Your response should be every line from the entries that includes the string "values".

**Supplied records:**

════════════════════

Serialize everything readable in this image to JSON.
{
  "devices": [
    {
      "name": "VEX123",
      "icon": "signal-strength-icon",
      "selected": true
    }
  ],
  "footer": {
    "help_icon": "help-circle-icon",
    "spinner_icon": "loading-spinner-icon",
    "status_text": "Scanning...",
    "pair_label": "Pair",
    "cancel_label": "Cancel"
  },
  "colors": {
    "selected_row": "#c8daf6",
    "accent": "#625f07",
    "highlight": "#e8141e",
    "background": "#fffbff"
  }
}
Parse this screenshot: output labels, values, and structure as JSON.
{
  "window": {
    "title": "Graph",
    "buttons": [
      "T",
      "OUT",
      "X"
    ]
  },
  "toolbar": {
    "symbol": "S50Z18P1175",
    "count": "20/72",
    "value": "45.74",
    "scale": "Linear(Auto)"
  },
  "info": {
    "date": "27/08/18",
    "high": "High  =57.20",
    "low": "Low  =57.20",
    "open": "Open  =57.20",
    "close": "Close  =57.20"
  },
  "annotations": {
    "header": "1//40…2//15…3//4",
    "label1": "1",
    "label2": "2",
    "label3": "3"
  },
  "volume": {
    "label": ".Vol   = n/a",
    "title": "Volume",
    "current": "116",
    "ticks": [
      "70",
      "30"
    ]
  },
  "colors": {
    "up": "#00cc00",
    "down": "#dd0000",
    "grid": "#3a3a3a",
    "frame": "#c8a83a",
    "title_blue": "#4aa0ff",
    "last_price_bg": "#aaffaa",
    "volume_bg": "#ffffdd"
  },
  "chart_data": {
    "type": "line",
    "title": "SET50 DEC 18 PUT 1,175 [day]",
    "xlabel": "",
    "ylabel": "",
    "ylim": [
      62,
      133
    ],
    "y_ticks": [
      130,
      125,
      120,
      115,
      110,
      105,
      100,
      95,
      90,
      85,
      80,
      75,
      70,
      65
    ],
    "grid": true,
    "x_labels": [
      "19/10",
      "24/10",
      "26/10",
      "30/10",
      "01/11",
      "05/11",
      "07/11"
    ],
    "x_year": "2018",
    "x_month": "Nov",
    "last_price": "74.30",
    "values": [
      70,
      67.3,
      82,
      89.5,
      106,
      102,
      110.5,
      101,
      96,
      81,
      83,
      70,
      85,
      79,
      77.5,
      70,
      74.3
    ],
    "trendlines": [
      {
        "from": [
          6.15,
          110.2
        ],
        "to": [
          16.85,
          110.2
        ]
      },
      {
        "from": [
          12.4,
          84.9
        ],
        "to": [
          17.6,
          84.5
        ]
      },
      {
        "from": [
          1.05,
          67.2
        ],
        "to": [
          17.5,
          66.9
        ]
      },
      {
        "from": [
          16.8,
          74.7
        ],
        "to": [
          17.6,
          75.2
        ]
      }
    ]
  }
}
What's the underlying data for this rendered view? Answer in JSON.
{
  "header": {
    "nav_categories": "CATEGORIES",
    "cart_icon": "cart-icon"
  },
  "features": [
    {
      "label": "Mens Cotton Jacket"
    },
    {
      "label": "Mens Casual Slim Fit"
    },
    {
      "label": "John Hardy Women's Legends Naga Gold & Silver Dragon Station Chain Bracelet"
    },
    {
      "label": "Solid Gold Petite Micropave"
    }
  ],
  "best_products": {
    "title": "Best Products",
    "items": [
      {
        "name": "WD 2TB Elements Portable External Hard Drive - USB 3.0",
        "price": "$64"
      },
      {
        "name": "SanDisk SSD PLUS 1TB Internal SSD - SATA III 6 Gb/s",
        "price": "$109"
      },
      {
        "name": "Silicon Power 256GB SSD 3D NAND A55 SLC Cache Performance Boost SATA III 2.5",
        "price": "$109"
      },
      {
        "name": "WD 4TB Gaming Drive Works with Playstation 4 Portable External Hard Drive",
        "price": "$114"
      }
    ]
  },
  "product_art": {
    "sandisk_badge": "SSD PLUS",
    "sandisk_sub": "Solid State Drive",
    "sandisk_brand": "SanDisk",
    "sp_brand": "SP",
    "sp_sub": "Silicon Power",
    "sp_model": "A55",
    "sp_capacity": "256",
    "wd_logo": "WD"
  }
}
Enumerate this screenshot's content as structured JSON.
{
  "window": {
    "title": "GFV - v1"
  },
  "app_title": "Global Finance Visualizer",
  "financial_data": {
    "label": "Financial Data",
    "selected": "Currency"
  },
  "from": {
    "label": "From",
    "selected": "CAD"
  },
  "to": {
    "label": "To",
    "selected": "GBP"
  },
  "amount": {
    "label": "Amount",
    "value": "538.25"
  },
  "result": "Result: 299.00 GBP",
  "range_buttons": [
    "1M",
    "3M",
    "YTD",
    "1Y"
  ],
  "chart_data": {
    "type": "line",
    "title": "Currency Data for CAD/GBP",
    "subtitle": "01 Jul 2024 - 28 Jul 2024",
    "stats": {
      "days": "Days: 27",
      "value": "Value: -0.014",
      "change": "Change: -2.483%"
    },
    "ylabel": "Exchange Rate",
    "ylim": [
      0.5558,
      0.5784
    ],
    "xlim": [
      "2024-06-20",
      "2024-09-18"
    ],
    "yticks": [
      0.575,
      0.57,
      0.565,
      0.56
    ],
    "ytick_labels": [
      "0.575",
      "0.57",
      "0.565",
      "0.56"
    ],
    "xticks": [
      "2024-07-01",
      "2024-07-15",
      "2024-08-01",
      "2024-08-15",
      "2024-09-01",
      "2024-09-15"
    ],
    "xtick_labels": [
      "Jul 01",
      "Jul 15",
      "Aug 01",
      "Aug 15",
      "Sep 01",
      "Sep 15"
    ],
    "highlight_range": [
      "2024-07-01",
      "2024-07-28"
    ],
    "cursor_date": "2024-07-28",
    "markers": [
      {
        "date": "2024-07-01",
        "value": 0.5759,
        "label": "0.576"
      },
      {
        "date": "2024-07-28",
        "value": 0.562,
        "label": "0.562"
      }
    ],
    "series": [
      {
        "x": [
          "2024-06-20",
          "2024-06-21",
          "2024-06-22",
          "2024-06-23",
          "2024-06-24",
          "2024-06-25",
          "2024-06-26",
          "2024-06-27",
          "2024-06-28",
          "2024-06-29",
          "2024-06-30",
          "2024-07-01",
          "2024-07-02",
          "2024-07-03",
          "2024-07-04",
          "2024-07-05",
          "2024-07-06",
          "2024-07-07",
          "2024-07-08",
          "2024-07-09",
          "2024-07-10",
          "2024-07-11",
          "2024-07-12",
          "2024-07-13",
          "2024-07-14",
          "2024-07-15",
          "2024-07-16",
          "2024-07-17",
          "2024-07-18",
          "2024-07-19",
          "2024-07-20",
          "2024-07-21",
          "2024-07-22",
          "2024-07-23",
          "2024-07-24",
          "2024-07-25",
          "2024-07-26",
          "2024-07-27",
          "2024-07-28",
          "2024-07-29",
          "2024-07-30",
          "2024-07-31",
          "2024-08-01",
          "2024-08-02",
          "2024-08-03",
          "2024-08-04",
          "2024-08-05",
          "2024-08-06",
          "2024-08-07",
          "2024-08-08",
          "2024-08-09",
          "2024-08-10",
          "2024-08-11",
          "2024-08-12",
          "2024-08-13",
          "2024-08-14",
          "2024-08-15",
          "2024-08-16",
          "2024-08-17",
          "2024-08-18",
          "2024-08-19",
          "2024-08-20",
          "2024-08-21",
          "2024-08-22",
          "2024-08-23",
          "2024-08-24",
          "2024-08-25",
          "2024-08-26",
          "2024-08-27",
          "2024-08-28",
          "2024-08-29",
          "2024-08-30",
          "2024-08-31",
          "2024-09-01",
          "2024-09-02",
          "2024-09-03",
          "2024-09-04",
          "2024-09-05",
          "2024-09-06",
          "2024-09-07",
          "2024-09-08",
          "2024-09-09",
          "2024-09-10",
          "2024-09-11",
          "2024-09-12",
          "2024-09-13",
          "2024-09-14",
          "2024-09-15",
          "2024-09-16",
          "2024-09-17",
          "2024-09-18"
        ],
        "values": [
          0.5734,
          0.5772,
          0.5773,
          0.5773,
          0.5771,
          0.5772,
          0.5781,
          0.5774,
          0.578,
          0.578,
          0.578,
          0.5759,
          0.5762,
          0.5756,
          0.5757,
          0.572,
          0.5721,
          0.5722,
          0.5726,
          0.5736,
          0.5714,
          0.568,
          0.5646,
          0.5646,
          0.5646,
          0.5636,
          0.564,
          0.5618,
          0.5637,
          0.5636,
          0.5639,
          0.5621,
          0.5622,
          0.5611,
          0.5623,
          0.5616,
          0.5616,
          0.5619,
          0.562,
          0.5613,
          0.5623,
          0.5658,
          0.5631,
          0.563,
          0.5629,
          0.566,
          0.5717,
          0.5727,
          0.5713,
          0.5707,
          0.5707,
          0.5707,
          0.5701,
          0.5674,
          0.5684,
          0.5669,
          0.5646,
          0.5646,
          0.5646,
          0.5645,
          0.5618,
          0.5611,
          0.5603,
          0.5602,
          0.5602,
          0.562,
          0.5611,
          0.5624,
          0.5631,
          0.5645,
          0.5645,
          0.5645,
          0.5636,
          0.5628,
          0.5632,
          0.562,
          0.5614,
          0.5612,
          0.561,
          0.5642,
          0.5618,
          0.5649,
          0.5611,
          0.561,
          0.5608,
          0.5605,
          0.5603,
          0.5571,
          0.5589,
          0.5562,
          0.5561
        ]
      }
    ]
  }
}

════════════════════

**Exercise result:**
Parse this screenshot: output labels, values, and structure as JSON.
    "values": [
        "values": [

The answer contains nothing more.